When does "education" start? Although formal schooling usually starts at the age of six, learning begins at birth.
Kindergarten students at Ban Phon Phang School in Kalasin province engage in morning exercises before classes. SIRISAK CHAIYASOOK/UNESCO
Humans are born with 100 billion brain cells, which begin connecting immediately, yielding up to 1,000 trillion (or one sextillion) connections.
Research shows that good nutrition, positive stimulation, affection and a safe environment influence how the cells connect, and that once developed, the brain is much harder to modify.
Building the proper foundation
Significant brain development occurs during early childhood, particularly during the first three years of life, and 75 percent of brain development takes place during the first six years of life.
That is why early childhood represents a window of opportunity for the lifetime development of a child. Quality early-childhood care and education (ECCE) enhances the health, social and cognitive development of youngsters.
It also promotes equity and inclusion because ECCE helps children from poor families, or in disadvantaged situations, to start primary education on an equal footing with children of more-affluent families.
Impact on future success
James Heckman, a Nobel Prize winner in economics, found that nurturing, learning experiences and physical health in early childhood greatly impacted on a person's success or failure in society, and that it is more beneficial and cost-effective to prevent health, social and learning problems through quality ECCE than to tackle such problems through remedial measures later on.
Mr Heckman's analysis reveals that investment in the early-childhood development of disadvantaged children provides 10 percent more benefit each year to society through increased personal achievement and productivity.
In 2008, 86 percent of Thai children between three and five were enrolled in pre-primary education, according to Unesco statistics.
Thailand has made significant efforts to improve ECCE services, as evidenced in its 1999 National Education Act, which recognises that early-childhood education begins from birth and continues to the age of five.
Dr Saisunee Chutikul, a member of the UN Committee on the Rights of the Child and a former adviser to the prime minister, said: "We have to help children from birth to use their senses to the fullest, to be able to think, and to express their feelings. They must not be forced to sit and listen all the time, to answer the teacher's questions and not be able to think critically, creatively, and independently."
The Act reflects the government's 1997 assessment of the benefits of ECCE services, which concluded that teaching needs to be more child-centred and play-based. The legislation led to the establishment of early-childhood learning laboratories nationwide. Thinking outside the box

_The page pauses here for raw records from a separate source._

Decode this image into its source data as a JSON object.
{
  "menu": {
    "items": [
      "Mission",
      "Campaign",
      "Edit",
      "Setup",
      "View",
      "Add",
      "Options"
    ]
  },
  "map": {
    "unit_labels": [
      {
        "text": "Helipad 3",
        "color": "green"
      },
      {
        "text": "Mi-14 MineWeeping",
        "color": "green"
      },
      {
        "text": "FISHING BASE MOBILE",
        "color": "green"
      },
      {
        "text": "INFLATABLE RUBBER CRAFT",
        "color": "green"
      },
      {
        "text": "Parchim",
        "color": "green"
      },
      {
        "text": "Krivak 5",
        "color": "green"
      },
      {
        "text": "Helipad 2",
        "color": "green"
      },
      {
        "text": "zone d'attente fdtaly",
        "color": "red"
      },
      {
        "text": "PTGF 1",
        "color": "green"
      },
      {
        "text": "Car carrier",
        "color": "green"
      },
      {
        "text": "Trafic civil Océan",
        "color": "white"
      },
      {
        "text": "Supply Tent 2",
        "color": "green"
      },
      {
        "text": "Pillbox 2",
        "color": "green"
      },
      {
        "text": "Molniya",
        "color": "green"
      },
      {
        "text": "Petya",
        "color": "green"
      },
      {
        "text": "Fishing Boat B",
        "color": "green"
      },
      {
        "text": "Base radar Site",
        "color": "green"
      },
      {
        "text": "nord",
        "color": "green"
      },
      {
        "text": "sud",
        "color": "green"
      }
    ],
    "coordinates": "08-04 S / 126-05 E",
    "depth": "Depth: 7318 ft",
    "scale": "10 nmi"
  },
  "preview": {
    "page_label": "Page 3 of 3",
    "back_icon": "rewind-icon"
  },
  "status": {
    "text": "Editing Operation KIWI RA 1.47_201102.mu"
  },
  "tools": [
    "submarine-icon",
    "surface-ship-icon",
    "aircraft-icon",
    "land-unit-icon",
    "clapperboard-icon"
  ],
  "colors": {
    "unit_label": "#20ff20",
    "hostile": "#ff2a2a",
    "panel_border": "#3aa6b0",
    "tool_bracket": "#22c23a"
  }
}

Chayaniti Brady, a specialist in ECCE who runs over 20 private child development centres in Bangkok, said: "Children can learn more through activities that they enjoy. To develop academic skills, an academic approach is not required.
For example, a child can develop maths skills through playing with jigsaw puzzles as they develop grouping skills, by sorting the pieces into corners, edges and centre groups and learn how to work systematically by building the corners and edges first before using the centre pieces."
Parents are also becoming more aware of the benefits of ECCE. Kanokrose Antacompu, whose four-year-old daughter attends a kindergarten using such a pedagogical approach, said: "I can truly see how my daughter acts and behaves differently. She is more independent and has more self-confidence, a stronger sense of humanity and higher social development."
Despite the success stories, many parents still fail to see the benefit in learning through experience and play.
Children are a nation's wealth
"From an educator's perspective," Ms Chayaniti explained, "it has been easier to explain the concept of learning through play to parents, and parents are more active in finding and providing the best ECCE services for their children. However, there are still many parents who need to be informed about the alternatives to the academic approach to ECCE."
In order to advocate ECCE as the right of every child, Unesco and the Russian Federation will organise the World Conference on Early Childhood Care and Education in Moscow from Sept 27 to 29. Under the subtitle of "Building the Wealth of Nations", the conference expects to attract 1,000 participants from 193 Unesco member-states.
The conference will examine the global progress toward the first goal of the Education for All movement on comprehensive-quality ECCE for all, especially vulnerable young children, and establish targets and strategies for more equitable and effective provision of ECCE services.
A young child's window of opportunity is wide open, and early care and education affect not only the child's future prospects and productivity but also his or her present development.
Mami Umayahara, Unesco's Programme Cycle Management Specialist, is also in charge of the early-childhood care and education programme. She can be contacted at firstname.lastname@example.org . Dithaya Laohaviraphab, an intern at Unesco, is an undergraduate student at the University of Guelph, Canada. Her email address is email@example.com .
Mami Umayahara, Unesco's Programme Cycle Management Specialist, is also in charge of the early-childhood care and education programme. She can be contacted at firstname.lastname@example.org .
Dithaya Laohaviraphab, an intern at Unesco, is an undergraduate student at the University of Guelph, Canada. Her email address is email@example.com .